"Go on, go on."
"...That drives the fate of man, that grinds his soul..." I turned to my guide, shaking with fear and fever and awe, and yet again asked the question that had so many times been on my lips. "What is this place? Tell me, what is it?"
"Piranesi, you designed it."
"But what is it? Where is it? Who are you?"
"So many questions. And if I were to answer just one?"
I fell before him, gasping out what I most needed — most dreaded — to know. "What manner of sinner would be consigned to such a — such a Hell as this?"
That word. That word. It was the word I had been told to await. The word that had haunted my fever, that had called me on this journey. The word I had dreaded to speak but knew it belonged, as no other, to this place I was in. And with it, had I not answered myself?
Straniero took a breath and sighed as he surveyed the mass of stonework above us. He smiled calmly, a gardener who has done his work and now sees, with patient satisfaction, nature's compliant response. "This place, Piranesi, is a special annexe of my domain. It is meant, all this vast space, for one man alone. For I have an infinite amount of space, Piranesi, and so many sinners, each in need of his special niche."
"How long?" I said. "How long must I — must he — this sinner, this poor sinner — dwell within such a nightmare?"
"Why, for eternity, Piranesi. For eternity."
Some spark of boldness, some cinder-worm of arrogance, lit within me as I stood in that Hell before the creature that called itself Angelo Straniero. This, I remember thinking, is the Devil, and deals can be made with him as they cannot be with God. For what loyalty have I to a God who gave me the desire to be an architect, the ambition, the pride, yet left no space in my fate for the realisation of that desire, the answer to that pride? What love could such a God have for the insect Man? And if I cannot have the love of God, shall I not then welcome the damnation of His Adversary?
"Straniero," I said, "I have all my life longed to be an architect."

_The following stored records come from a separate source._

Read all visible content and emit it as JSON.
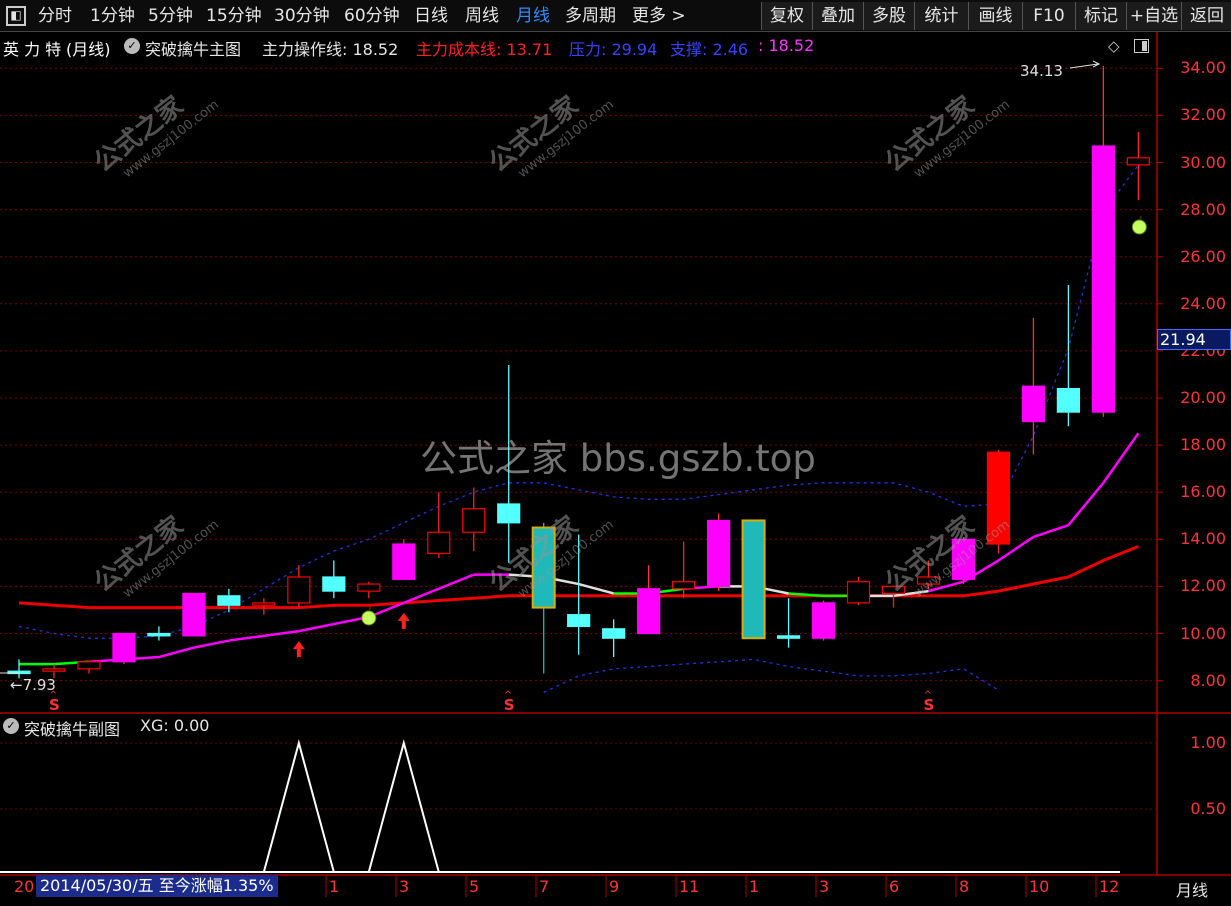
{
  "toolbar": {
    "periods": [
      "分时",
      "1分钟",
      "5分钟",
      "15分钟",
      "30分钟",
      "60分钟",
      "日线",
      "周线",
      "月线",
      "多周期",
      "更多 >"
    ],
    "active_period": "月线",
    "right_buttons": [
      "复权",
      "叠加",
      "多股",
      "统计",
      "画线",
      "F10",
      "标记",
      "+自选",
      "返回"
    ]
  },
  "main_header": {
    "stock_name": "英 力 特",
    "period": "(月线)",
    "indicator_name": "突破擒牛主图",
    "main_op_line_label": "主力操作线: 18.52",
    "main_cost_line_label": "主力成本线: 13.71",
    "pressure_label": "压力: 29.94",
    "support_label": "支撑: 2.46",
    "extra_value": ": 18.52"
  },
  "sub_header": {
    "indicator_name": "突破擒牛副图",
    "xg_label": "XG: 0.00"
  },
  "watermark": {
    "big_text": "公式之家 bbs.gszb.top",
    "small_cn": "公式之家",
    "small_url": "www.gszj100.com"
  },
  "price_axis": {
    "labels": [
      "34.00",
      "32.00",
      "30.00",
      "28.00",
      "26.00",
      "24.00",
      "22.00",
      "20.00",
      "18.00",
      "16.00",
      "14.00",
      "12.00",
      "10.00",
      "8.00"
    ],
    "current_price": "21.94"
  },
  "sub_axis": {
    "labels": [
      "1.00",
      "0.50"
    ]
  },
  "annotations": {
    "high_label": "34.13",
    "low_label": "7.93",
    "s_marker": "S"
  },
  "time_axis": {
    "date_info": "2014/05/30/五  至今涨幅1.35%",
    "year_label": "20",
    "month_labels": [
      "1",
      "3",
      "5",
      "7",
      "9",
      "11",
      "1",
      "3",
      "6",
      "8",
      "10",
      "12"
    ],
    "period_label": "月线"
  },
  "colors": {
    "up": "#ff0000",
    "magenta": "#ff00ff",
    "cyan_down": "#54ffff",
    "teal": "#20b8b8",
    "cost_line": "#ee0000",
    "band": "#2233dd",
    "grid": "#7a0000"
  },
  "chart_data": {
    "type": "candlestick",
    "ylim": [
      7,
      35
    ],
    "candles": [
      {
        "o": 8.3,
        "h": 8.9,
        "l": 8.1,
        "c": 8.4,
        "k": "cyan"
      },
      {
        "o": 8.4,
        "h": 8.7,
        "l": 8.1,
        "c": 8.5,
        "k": "hollow"
      },
      {
        "o": 8.5,
        "h": 8.8,
        "l": 8.3,
        "c": 8.8,
        "k": "hollow"
      },
      {
        "o": 8.8,
        "h": 10.0,
        "l": 8.7,
        "c": 10.0,
        "k": "mag"
      },
      {
        "o": 10.0,
        "h": 10.3,
        "l": 9.7,
        "c": 9.9,
        "k": "cyan"
      },
      {
        "o": 9.9,
        "h": 11.7,
        "l": 9.9,
        "c": 11.7,
        "k": "mag"
      },
      {
        "o": 11.6,
        "h": 11.9,
        "l": 10.9,
        "c": 11.2,
        "k": "cyan"
      },
      {
        "o": 11.2,
        "h": 11.5,
        "l": 10.8,
        "c": 11.3,
        "k": "hollow"
      },
      {
        "o": 11.3,
        "h": 12.9,
        "l": 11.1,
        "c": 12.4,
        "k": "hollow"
      },
      {
        "o": 12.4,
        "h": 13.1,
        "l": 11.5,
        "c": 11.8,
        "k": "cyan"
      },
      {
        "o": 11.8,
        "h": 12.2,
        "l": 11.5,
        "c": 12.1,
        "k": "hollow"
      },
      {
        "o": 12.3,
        "h": 14.0,
        "l": 12.3,
        "c": 13.8,
        "k": "mag"
      },
      {
        "o": 13.4,
        "h": 16.0,
        "l": 13.2,
        "c": 14.3,
        "k": "hollow"
      },
      {
        "o": 14.3,
        "h": 16.2,
        "l": 13.5,
        "c": 15.3,
        "k": "hollow"
      },
      {
        "o": 15.5,
        "h": 21.4,
        "l": 13.0,
        "c": 14.7,
        "k": "cyan"
      },
      {
        "o": 14.5,
        "h": 14.7,
        "l": 8.3,
        "c": 11.1,
        "k": "teal"
      },
      {
        "o": 10.8,
        "h": 14.2,
        "l": 9.1,
        "c": 10.3,
        "k": "cyan"
      },
      {
        "o": 10.2,
        "h": 10.6,
        "l": 9.0,
        "c": 9.8,
        "k": "cyan"
      },
      {
        "o": 10.0,
        "h": 12.9,
        "l": 10.0,
        "c": 11.9,
        "k": "mag"
      },
      {
        "o": 11.9,
        "h": 13.9,
        "l": 11.5,
        "c": 12.2,
        "k": "hollow"
      },
      {
        "o": 12.0,
        "h": 15.1,
        "l": 11.8,
        "c": 14.8,
        "k": "mag"
      },
      {
        "o": 14.8,
        "h": 14.8,
        "l": 9.8,
        "c": 9.8,
        "k": "teal"
      },
      {
        "o": 9.9,
        "h": 11.5,
        "l": 9.4,
        "c": 9.8,
        "k": "cyan"
      },
      {
        "o": 9.8,
        "h": 11.4,
        "l": 9.7,
        "c": 11.3,
        "k": "mag"
      },
      {
        "o": 11.3,
        "h": 12.4,
        "l": 11.2,
        "c": 12.2,
        "k": "hollow"
      },
      {
        "o": 12.0,
        "h": 12.0,
        "l": 11.1,
        "c": 11.7,
        "k": "hollow"
      },
      {
        "o": 12.1,
        "h": 13.1,
        "l": 11.9,
        "c": 12.4,
        "k": "hollow"
      },
      {
        "o": 12.3,
        "h": 14.1,
        "l": 12.1,
        "c": 14.0,
        "k": "mag"
      },
      {
        "o": 13.8,
        "h": 17.8,
        "l": 13.4,
        "c": 17.7,
        "k": "red"
      },
      {
        "o": 19.0,
        "h": 23.4,
        "l": 17.6,
        "c": 20.5,
        "k": "mag"
      },
      {
        "o": 19.4,
        "h": 24.8,
        "l": 18.8,
        "c": 20.4,
        "k": "cyan"
      },
      {
        "o": 19.4,
        "h": 34.1,
        "l": 19.2,
        "c": 30.7,
        "k": "mag"
      },
      {
        "o": 29.9,
        "h": 31.3,
        "l": 28.4,
        "c": 30.2,
        "k": "hollow"
      }
    ],
    "op_line": [
      8.7,
      8.7,
      8.8,
      8.9,
      9.0,
      9.4,
      9.7,
      9.9,
      10.1,
      10.4,
      10.7,
      11.3,
      11.9,
      12.5,
      12.5,
      12.4,
      12.1,
      11.7,
      11.7,
      11.9,
      12.0,
      12.0,
      11.7,
      11.6,
      11.6,
      11.6,
      11.8,
      12.2,
      13.1,
      14.1,
      14.6,
      16.4,
      18.5
    ],
    "cost_line": [
      11.3,
      11.2,
      11.1,
      11.1,
      11.1,
      11.1,
      11.1,
      11.1,
      11.1,
      11.2,
      11.2,
      11.3,
      11.4,
      11.5,
      11.6,
      11.6,
      11.6,
      11.6,
      11.6,
      11.6,
      11.6,
      11.6,
      11.6,
      11.6,
      11.6,
      11.6,
      11.6,
      11.6,
      11.8,
      12.1,
      12.4,
      13.1,
      13.7
    ],
    "upper_band": [
      10.3,
      10.0,
      9.8,
      9.8,
      9.9,
      10.3,
      11.0,
      11.9,
      12.8,
      13.5,
      14.0,
      14.7,
      15.4,
      16.0,
      16.4,
      16.4,
      16.1,
      15.8,
      15.7,
      15.7,
      15.9,
      16.1,
      16.3,
      16.4,
      16.4,
      16.4,
      16.0,
      15.4,
      15.5,
      18.4,
      22.1,
      27.9,
      29.9
    ],
    "lower_band": [
      null,
      null,
      null,
      null,
      null,
      null,
      null,
      null,
      null,
      null,
      null,
      null,
      null,
      null,
      null,
      7.5,
      8.2,
      8.5,
      8.6,
      8.7,
      8.8,
      8.9,
      8.6,
      8.4,
      8.2,
      8.2,
      8.3,
      8.5,
      7.6,
      null,
      null,
      null,
      null
    ],
    "xg_signal": [
      0,
      0,
      0,
      0,
      0,
      0,
      0,
      0,
      1,
      0,
      0,
      1,
      0,
      0,
      0,
      0,
      0,
      0,
      0,
      0,
      0,
      0,
      0,
      0,
      0,
      0,
      0,
      0,
      0,
      0,
      0,
      0,
      0
    ],
    "s_markers": [
      1,
      14,
      26
    ],
    "up_arrows": [
      8,
      11
    ],
    "apples": [
      10,
      32
    ]
  }
}
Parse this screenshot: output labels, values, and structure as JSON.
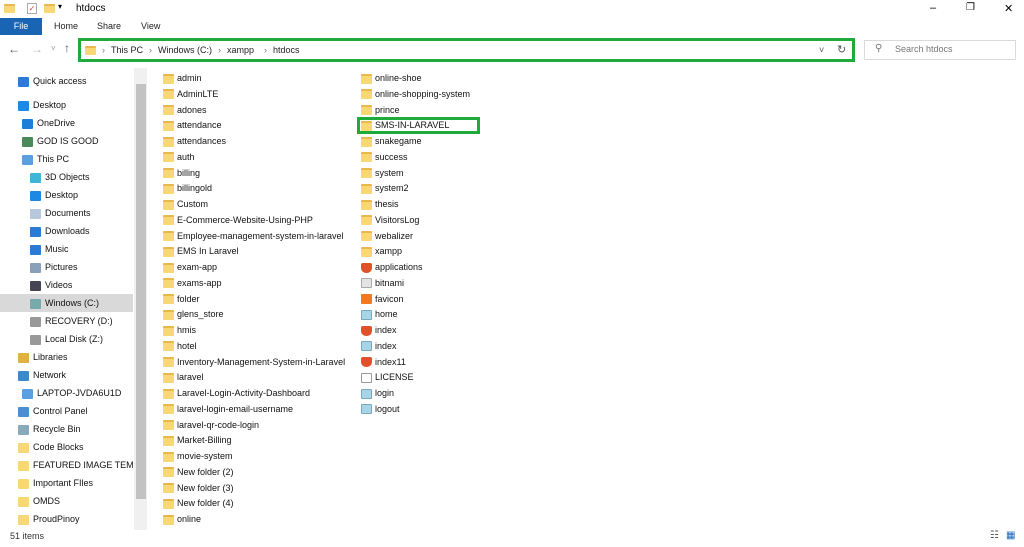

"And you see before you, Piranesi, your work realised in stone. It will stand for eternity."
"But," I said, "in the world, among men — tell me, shall I ever achieve my desire, even once?"
Straniero paced a little away from me. When he turned, his face was half in shadow, as if he were melting into the thing he truly was. "In your life, Piranesi, you will only ever have a hand in your final resting place."
My present commission, the renovation of the Church of Santa Maria Aventina, was placed in my hands by Pope Clement XIII. (I note that number, which Straniero so liked.) The work I do will earn me the title Knight of the Papal States, as well as a place, when I die, within that venerable temple's crypt.
My final resting place. Is this what Straniero meant?
No. The renovation, though prestigious in its way, is not a true architectural project. I am merely building upon another's work, bringing back from ruination another's time-crumbled vision. In my life, I have designed but one project that achieved realisation, and it will be my final resting place. Not of my mortal remains, but of my eternal. As promised, I will wander the galleries and walkways of a nightmare I once had, a vision I once scratched, in fevered lines, upon large sheets of paper, and etched on printer's plates. Will I, then, feel satisfied that I have achieved my dream, my desire as an architect? Perhaps eternity will teach me to forget the disappointments of this life, and accept the fulfilment I have been offered. Perhaps this much I will have.
Recently I have set to work again on the plates of my Carceri, prior to reissuing them through my own press. I do not have the thirteen I gave to Straniero, but they are not needed. I added two more, intending to add others, but soon realised it was not the breadth and variety of view that was lacking in those drawings of twenty years ago. The essence of what I witnessed on that fevered night is present enough in the original work. All that is required is a little more solidity. Having seen the thing in reality, having felt the weight of its stone, its darkness, I find myself returning to those original drawings and scoring over the once-light lines again and again, making them solid, making them heavy, making them dark.
It is what I saw. It is what I knew. It is what I will know throughout my lone and endless damnation.